**To do**:
Could you find every line in the entries below that holds the word "time" and copy it?

Excerpts from a dataset:
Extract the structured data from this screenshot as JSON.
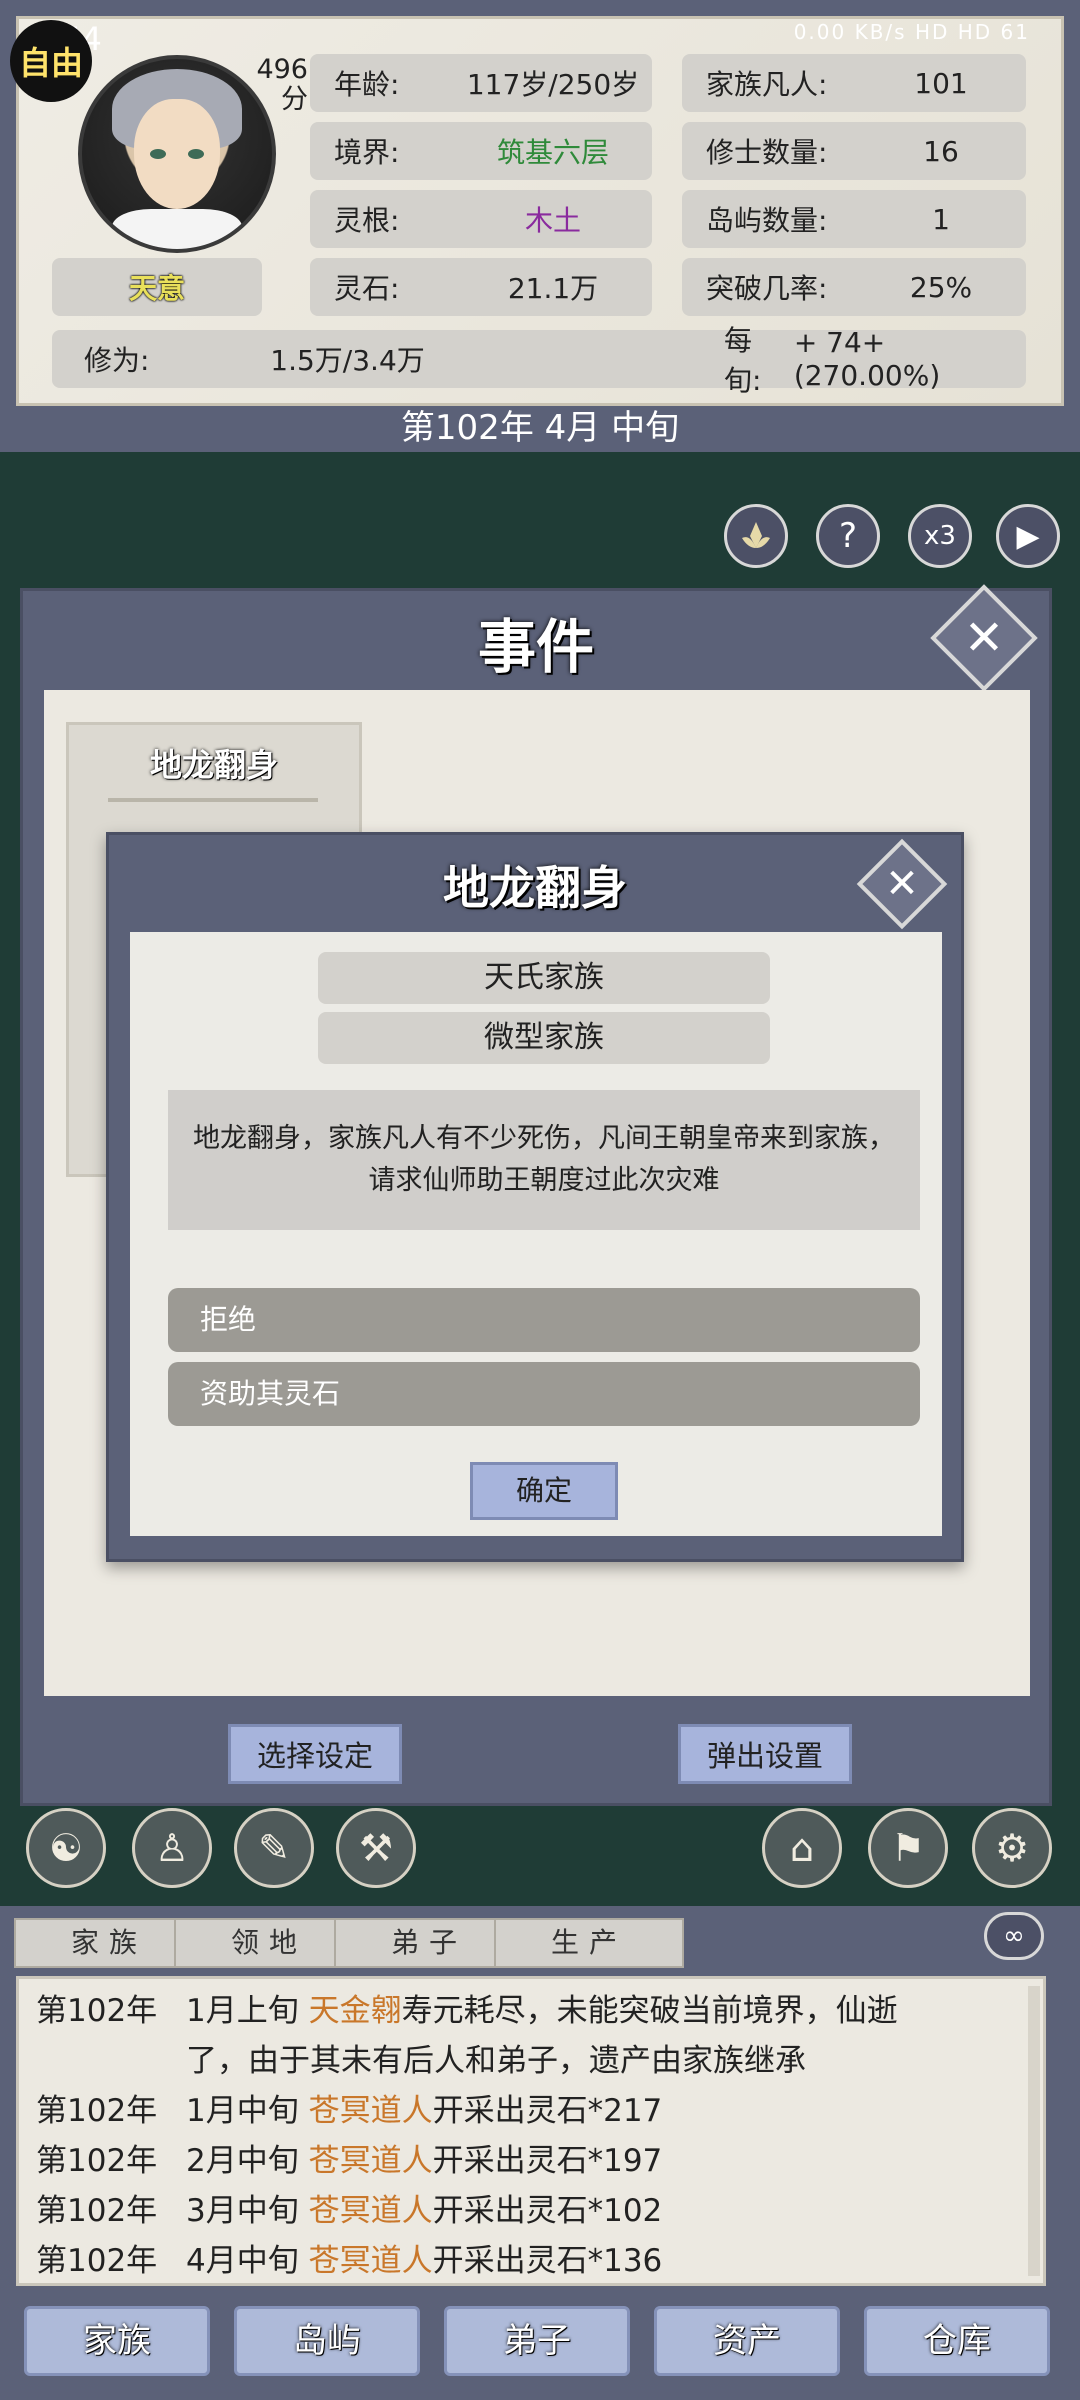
{
  "status": {
    "time": "9:54",
    "indicators": "0.00 KB/s  HD  HD  61"
  },
  "header": {
    "auto_badge": "自由",
    "score_value": "496",
    "score_unit": "分",
    "title_badge": "天意",
    "stats_left": [
      {
        "key": "年龄:",
        "value": "117岁/250岁",
        "color": "#222222"
      },
      {
        "key": "境界:",
        "value": "筑基六层",
        "color": "#2f8a3a"
      },
      {
        "key": "灵根:",
        "value": "木土",
        "color": "#8a2b9e"
      },
      {
        "key": "灵石:",
        "value": "21.1万",
        "color": "#222222"
      }
    ],
    "stats_right": [
      {
        "key": "家族凡人:",
        "value": "101"
      },
      {
        "key": "修士数量:",
        "value": "16"
      },
      {
        "key": "岛屿数量:",
        "value": "1"
      },
      {
        "key": "突破几率:",
        "value": "25%"
      }
    ],
    "cultivation_label": "修为:",
    "cultivation_value": "1.5万/3.4万",
    "per_period_label": "每旬:",
    "per_period_value": "+ 74+(270.00%)",
    "date": "第102年 4月 中旬"
  },
  "controls": {
    "help": "?",
    "speed": "x3",
    "play": "▶"
  },
  "event_window": {
    "title": "事件",
    "close": "✕",
    "card_title": "地龙翻身",
    "select_settings": "选择设定",
    "popup_settings": "弹出设置"
  },
  "dialog": {
    "title": "地龙翻身",
    "close": "✕",
    "tag1": "天氏家族",
    "tag2": "微型家族",
    "description": "地龙翻身，家族凡人有不少死伤，凡间王朝皇帝来到家族，请求仙师助王朝度过此次灾难",
    "option1": "拒绝",
    "option2": "资助其灵石",
    "confirm": "确定"
  },
  "log_tabs": [
    "家族",
    "领地",
    "弟子",
    "生产"
  ],
  "log": [
    {
      "year": "第102年",
      "time": "1月上旬",
      "name": "天金翱",
      "text": "寿元耗尽，未能突破当前境界，仙逝"
    },
    {
      "year": "",
      "time": "",
      "name": "",
      "text": "了，由于其未有后人和弟子，遗产由家族继承"
    },
    {
      "year": "第102年",
      "time": "1月中旬",
      "name": "苍冥道人",
      "text": "开采出灵石*217"
    },
    {
      "year": "第102年",
      "time": "2月中旬",
      "name": "苍冥道人",
      "text": "开采出灵石*197"
    },
    {
      "year": "第102年",
      "time": "3月中旬",
      "name": "苍冥道人",
      "text": "开采出灵石*102"
    },
    {
      "year": "第102年",
      "time": "4月中旬",
      "name": "苍冥道人",
      "text": "开采出灵石*136"
    }
  ],
  "bottom_nav": [
    "家族",
    "岛屿",
    "弟子",
    "资产",
    "仓库"
  ]
}
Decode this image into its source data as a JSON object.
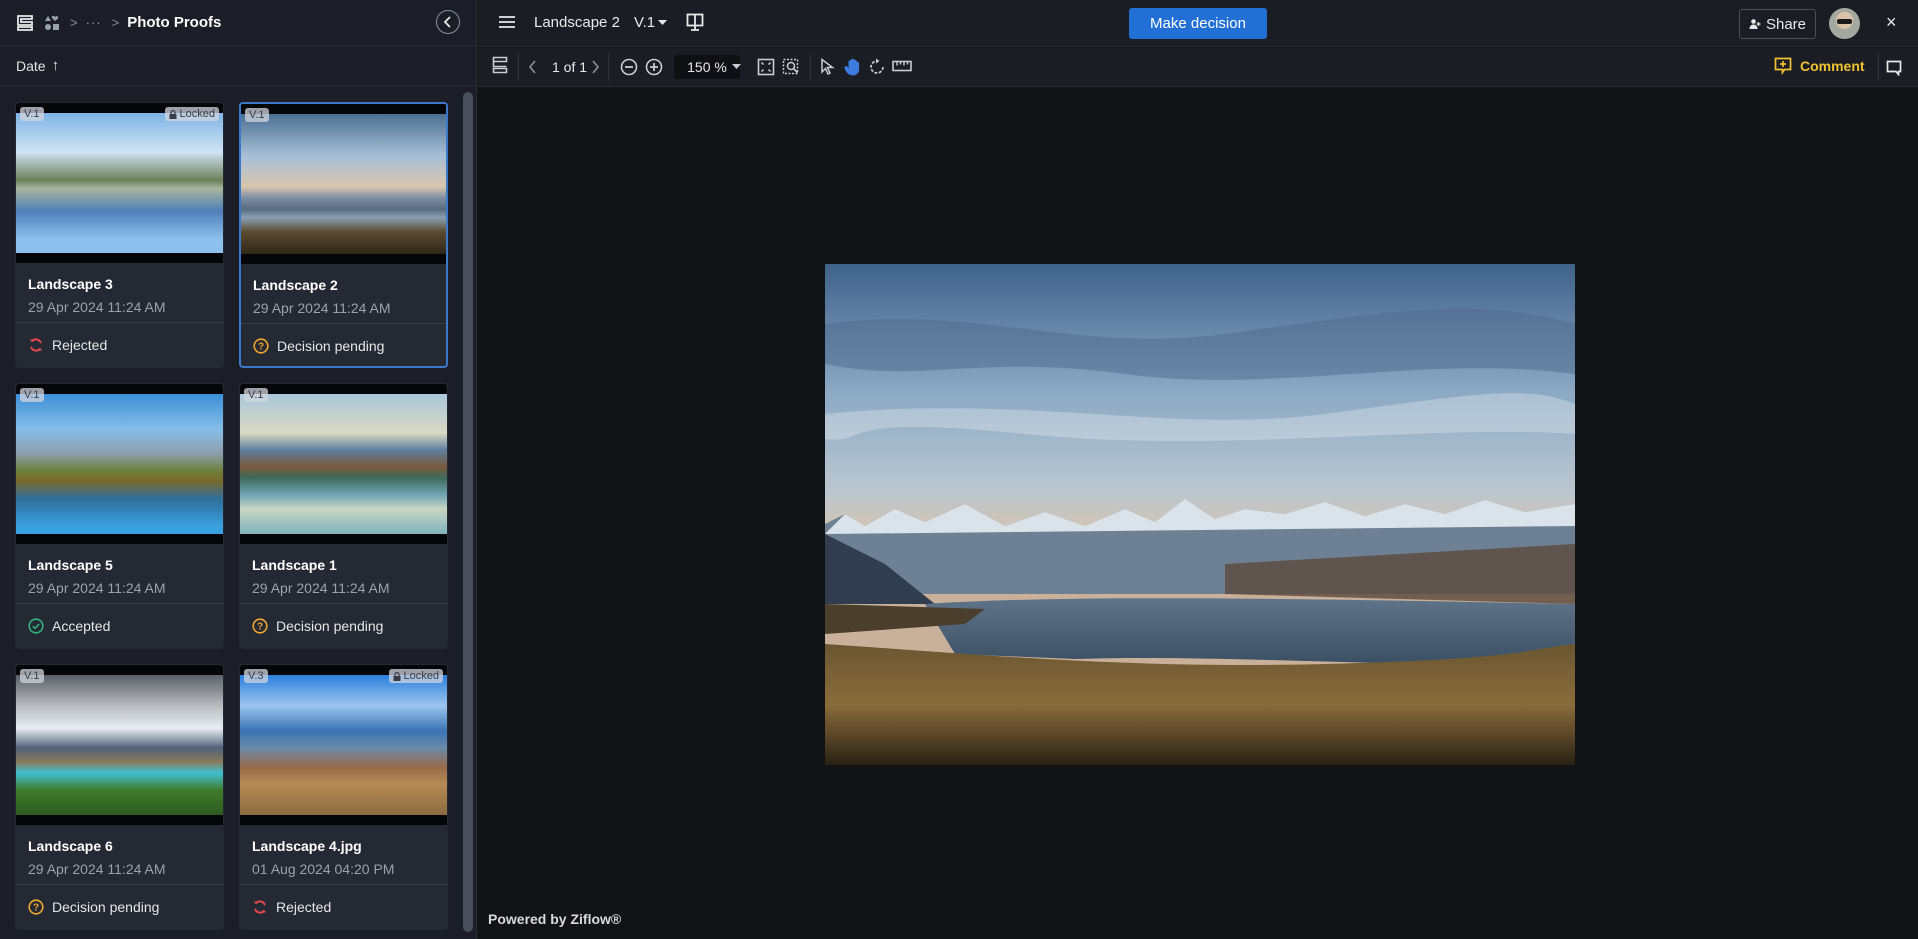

**Result**:
    "time": "9:54",
      "time": "1月上旬",
      "time": "",
      "time": "1月中旬",
      "time": "2月中旬",
      "time": "3月中旬",
      "time": "4月中旬",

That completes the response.